Today's debate: the veracity of the saying, "Never meet your heroes."Generally speaking, this is true. I mean the phraseobviously exists for a reason—granted, not all reasons arerooted in reality, but I'llspare the morose existentialism for anothersunny day—and there's certainly no short supply of experiences out there to corroborate its generational persistence. The obvious takeaway from all that being mystery and intrigue are almost always better than a glimpse at what really goes on behind the curtain and some things are best left to ones imagination. Especially nowadays in our social media-centric world where direct, unfiltered access to the thoughts and actions of the famous has never been more easy and, consequently, never more disastrous, discouraging, disheartening, disappointing, and many other dis-oriented words.
There are things you'll hear about while growing up that will remain with you for a lifetime. Today's case in point being the Green Door. I first heard of it early on in my teens while dumpster diving at the home video store where I'd spend all my hard-earned paper route money on VHS rentals. I was particularly fascinated by the cult films, especially those in the schlocky bowels of the horror and sci-fi genres, and whenever I discovered a new director I'd not only ingest their entire filmography but I'd chase the associated rabbits down each and every hole I could possibly find*. Where am I going with this? Well, David Cronenberg was one such director I took a shine to and I started off with Videodrome** (1983), which proved to be a real mind fuck as a kid, and from there I devoured Scanners (1981), The Brood (1979), and, the whole point of this random ass intro: Rabid (1977),starring Marilyn Chambers, who made her screen debut in the seminal pornographic film Behind the Green Door (1972)—yes, the very same film that Jackie Chan popped into the video player in his car in The Cannonball Run (1981), a trivial reference that had me convinced all my stars were in perfectly squalid alignment.

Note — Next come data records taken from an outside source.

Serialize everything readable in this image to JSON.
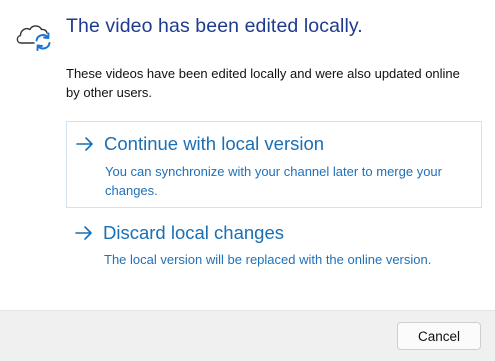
{
  "dialog": {
    "icon": "cloud-sync-icon",
    "title": "The video has been edited locally.",
    "description": "These videos have been edited locally and were also updated online by other users.",
    "options": [
      {
        "icon": "arrow-right-icon",
        "title": "Continue with local version",
        "subtitle": "You can synchronize with your channel later to merge your changes."
      },
      {
        "icon": "arrow-right-icon",
        "title": "Discard local changes",
        "subtitle": "The local version will be replaced with the online version."
      }
    ],
    "cancel_label": "Cancel"
  },
  "colors": {
    "title": "#1f3b8f",
    "option_text": "#1a6fb5",
    "sync_arrows": "#1f72d6",
    "footer_bg": "#f0f0f0"
  }
}
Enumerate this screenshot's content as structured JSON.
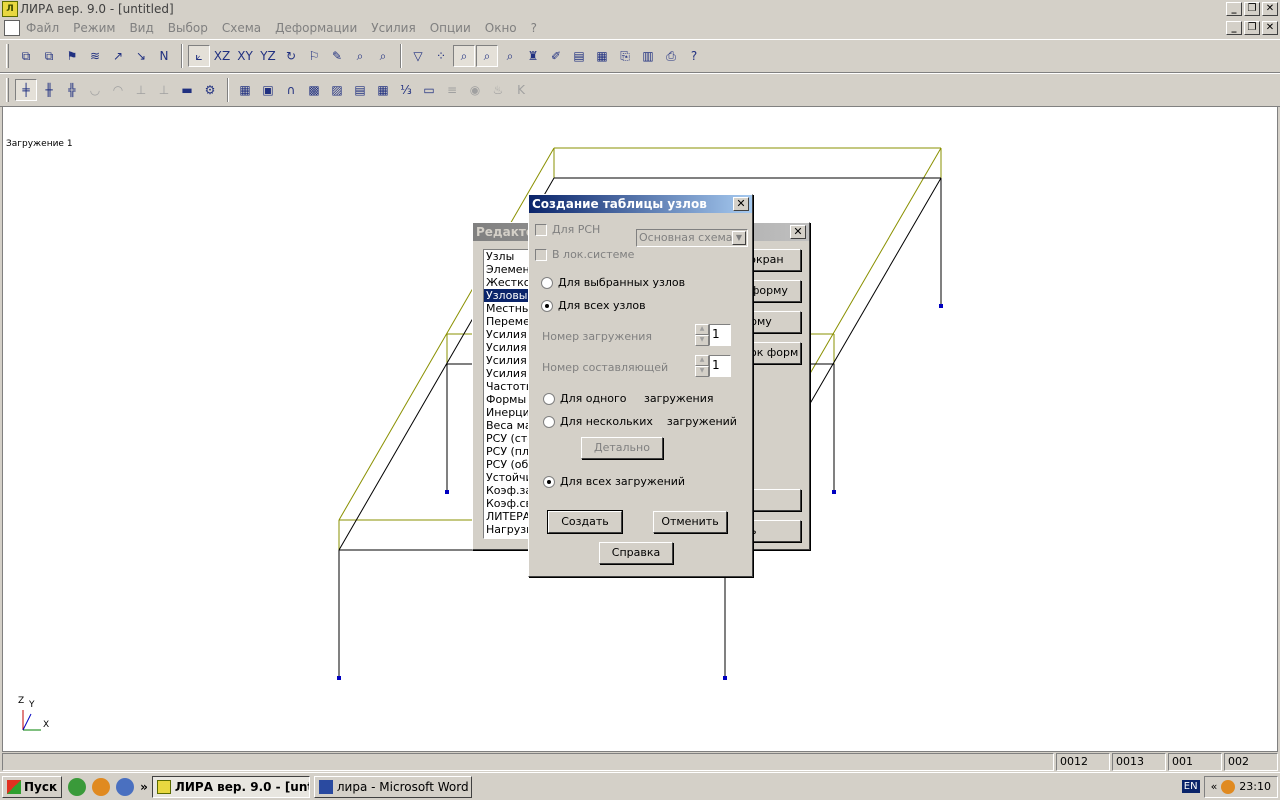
{
  "titlebar": {
    "title": "ЛИРА  вер. 9.0 - [untitled]",
    "icon": "lira-app-icon"
  },
  "menu": [
    "Файл",
    "Режим",
    "Вид",
    "Выбор",
    "Схема",
    "Деформации",
    "Усилия",
    "Опции",
    "Окно",
    "?"
  ],
  "workspace": {
    "loadcase_label": "Загружение  1",
    "axes": {
      "z": "Z",
      "y": "Y",
      "x": "X"
    }
  },
  "editor_dialog": {
    "title": "Редакто",
    "list_items": [
      "Узлы",
      "Элемент",
      "Жестко",
      "Узловы",
      "Местны",
      "Переме",
      "Усилия",
      "Усилия",
      "Усилия",
      "Усилия",
      "Частоть",
      "Формы",
      "Инерция",
      "Веса ма",
      "РСУ (сте",
      "РСУ (пла",
      "РСУ (об",
      "Устойчи",
      "Коэф.за",
      "Коэф.св",
      "ЛИТЕРА",
      "Нагрузк"
    ],
    "selected_index": 3,
    "buttons": [
      "экран",
      "форму",
      "рму",
      "ок форм",
      "",
      "ь"
    ]
  },
  "nodes_dialog": {
    "title": "Создание таблицы узлов",
    "for_rsn_label": "Для РСН",
    "local_system_label": "В лок.системе",
    "scheme_combo": "Основная схема",
    "selected_nodes_label": "Для выбранных узлов",
    "all_nodes_label": "Для всех узлов",
    "load_number_label": "Номер загружения",
    "load_number_value": "1",
    "component_number_label": "Номер составляющей",
    "component_number_value": "1",
    "one_load_label": "Для одного     загружения",
    "several_loads_label": "Для нескольких    загружений",
    "details_button": "Детально",
    "all_loads_label": "Для всех загружений",
    "create_button": "Создать",
    "cancel_button": "Отменить",
    "help_button": "Справка"
  },
  "status_cells": [
    "0012",
    "0013",
    "001",
    "002"
  ],
  "taskbar": {
    "start": "Пуск",
    "overflow": "»",
    "tasks": [
      {
        "label": "ЛИРА  вер. 9.0 - [unti...",
        "active": true
      },
      {
        "label": "лира - Microsoft Word",
        "active": false
      }
    ],
    "lang": "EN",
    "tray_chevron": "«",
    "clock": "23:10"
  },
  "colors": {
    "frame_olive": "#8a9000",
    "frame_black": "#000000",
    "node_blue": "#0000c0",
    "title_active": "#0a246a"
  }
}
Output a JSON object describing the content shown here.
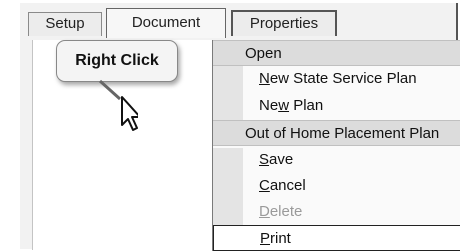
{
  "tabs": [
    {
      "label": "Setup"
    },
    {
      "label": "Document"
    },
    {
      "label": "Properties"
    }
  ],
  "callout": {
    "text": "Right Click"
  },
  "menu": {
    "sections": [
      {
        "header": "Open",
        "items": [
          {
            "label": "New State Service Plan",
            "mnemonic_index": 0,
            "enabled": true
          },
          {
            "label": "New Plan",
            "mnemonic_index": 2,
            "enabled": true
          }
        ]
      },
      {
        "header": "Out of Home Placement Plan",
        "items": [
          {
            "label": "Save",
            "mnemonic_index": 0,
            "enabled": true
          },
          {
            "label": "Cancel",
            "mnemonic_index": 0,
            "enabled": true
          },
          {
            "label": "Delete",
            "mnemonic_index": 0,
            "enabled": false
          },
          {
            "label": "Print",
            "mnemonic_index": 0,
            "enabled": true,
            "selected": true
          }
        ]
      }
    ]
  },
  "icons": {
    "cursor": "mouse-pointer-icon"
  }
}
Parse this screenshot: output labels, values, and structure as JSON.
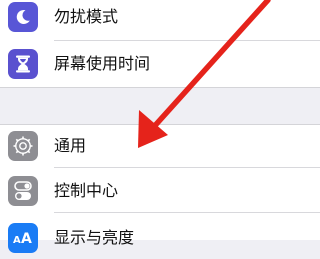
{
  "settings": {
    "group1": [
      {
        "label": "勿扰模式",
        "icon": "moon-icon",
        "color": "#5856d6"
      },
      {
        "label": "屏幕使用时间",
        "icon": "hourglass-icon",
        "color": "#5a51cf"
      }
    ],
    "group2": [
      {
        "label": "通用",
        "icon": "gear-icon",
        "color": "#8e8e93"
      },
      {
        "label": "控制中心",
        "icon": "toggle-icon",
        "color": "#8e8e93"
      },
      {
        "label": "显示与亮度",
        "icon": "text-size-icon",
        "color": "#1a7cf5"
      }
    ]
  },
  "annotation": {
    "arrow_color": "#e5231b",
    "icon": "red-arrow-icon"
  }
}
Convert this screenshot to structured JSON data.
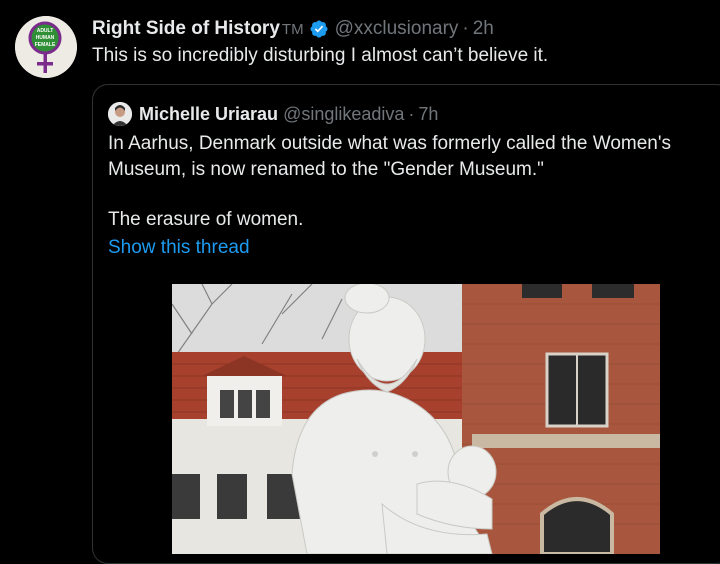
{
  "tweet": {
    "display_name": "Right Side of History",
    "tm": "TM",
    "handle": "@xxclusionary",
    "separator": "·",
    "time": "2h",
    "text": "This is so incredibly disturbing I almost can’t believe it.",
    "avatar_text": [
      "ADULT",
      "HUMAN",
      "FEMALE"
    ],
    "verified_icon": "verified-badge-icon",
    "accent_color": "#1d9bf0"
  },
  "quote": {
    "display_name": "Michelle Uriarau",
    "handle": "@singlikeadiva",
    "separator": "·",
    "time": "7h",
    "text_1": "In Aarhus, Denmark outside what was formerly called the Women's Museum, is now renamed to the \"Gender Museum.\"",
    "text_2": "The erasure of women.",
    "show_thread": "Show this thread"
  }
}
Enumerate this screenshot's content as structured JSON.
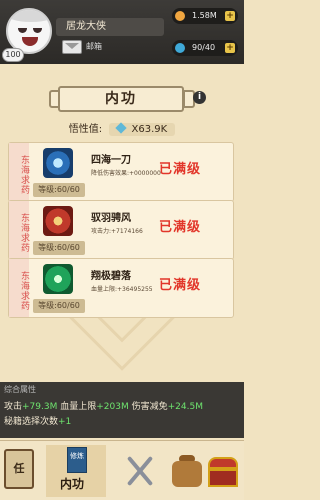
{
  "header": {
    "player_name": "居龙大侠",
    "level": "100",
    "mail_label": "邮箱",
    "gold": "1.58M",
    "energy": "90/40"
  },
  "title": "内功",
  "insight": {
    "label": "悟性值:",
    "value": "X63.9K"
  },
  "skills": [
    {
      "tag": "东海求药",
      "name": "四海一刀",
      "desc": "降低伤害效果:+0000000",
      "level": "等级:60/60",
      "status": "已满级",
      "icon": "blue-vortex-icon"
    },
    {
      "tag": "东海求药",
      "name": "驭羽骋风",
      "desc": "攻击力:+7174166",
      "level": "等级:60/60",
      "status": "已满级",
      "icon": "red-gate-icon"
    },
    {
      "tag": "东海求药",
      "name": "翔极碧落",
      "desc": "血量上限:+36495255",
      "level": "等级:60/60",
      "status": "已满级",
      "icon": "green-swirl-icon"
    }
  ],
  "summary": {
    "title": "综合属性",
    "attack_label": "攻击",
    "attack_value": "+79.3M",
    "hp_label": "血量上限",
    "hp_value": "+203M",
    "reduce_label": "伤害减免",
    "reduce_value": "+24.5M",
    "secret_label": "秘籍选择次数",
    "secret_value": "+1"
  },
  "nav": {
    "task_label": "任",
    "book_label": "修炼",
    "active_label": "内功"
  },
  "colors": {
    "maxed_red": "#e2362a",
    "bonus_green": "#6ee36e",
    "panel_bg": "#f1e3c1"
  }
}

When I was in grade school, my parents decided to take a family trip to Chicago. This was a "very big deal" then, because my family never went anywhere more than a two hour's drive time from home (ours being in dead central Wisconsin, so Madison was about as "big city" as it ever got for us). Anyway, while heading into Chicago my dad accidentally got on the dreaded "loop," at which point my mom started freaking the f' out and stressed my dad out so f'ing bad that we never went on any "big city" trips again throughout the duration of my time under their roof. Weird how that memory has stuck with me over 40 years later, but I've got Chicago on my mind because that's where you're about to go in a much smoother and far less stressful manner with Timothy Johnson.
For most of my working life I've had this unfortunate habit of taking on more than I can logistically handle; or, I don't know, maybe it's just a thing where I have a really hard time saying "no" to people? Hmm. Reading that now it's clear I'm a prime candidate for a manager, but then again I'm also nowhere near those big, dick-swinging, there-goes-10-percent-of-your-income leagues, so it's not exactly a viable option in my small fry shoes. All of that is neither here nor there, though, aside from the fact I dug one hell of a deep hole for myself last summer when I agreed to participate in the Subliminal Project's 30th anniversary art show for The New Deal—a skateboard company started by Andy Howell, Steve Douglas, and Paul Schmitt way back in 1990.
Soon after the United States started shutting down—well, some of it at least, because god knows how spring breaking must go on come hell, high water, or deadly pandemic—we decided to throw an impromptu art contest for anyone who wished to creatively span the unexpected time indoors.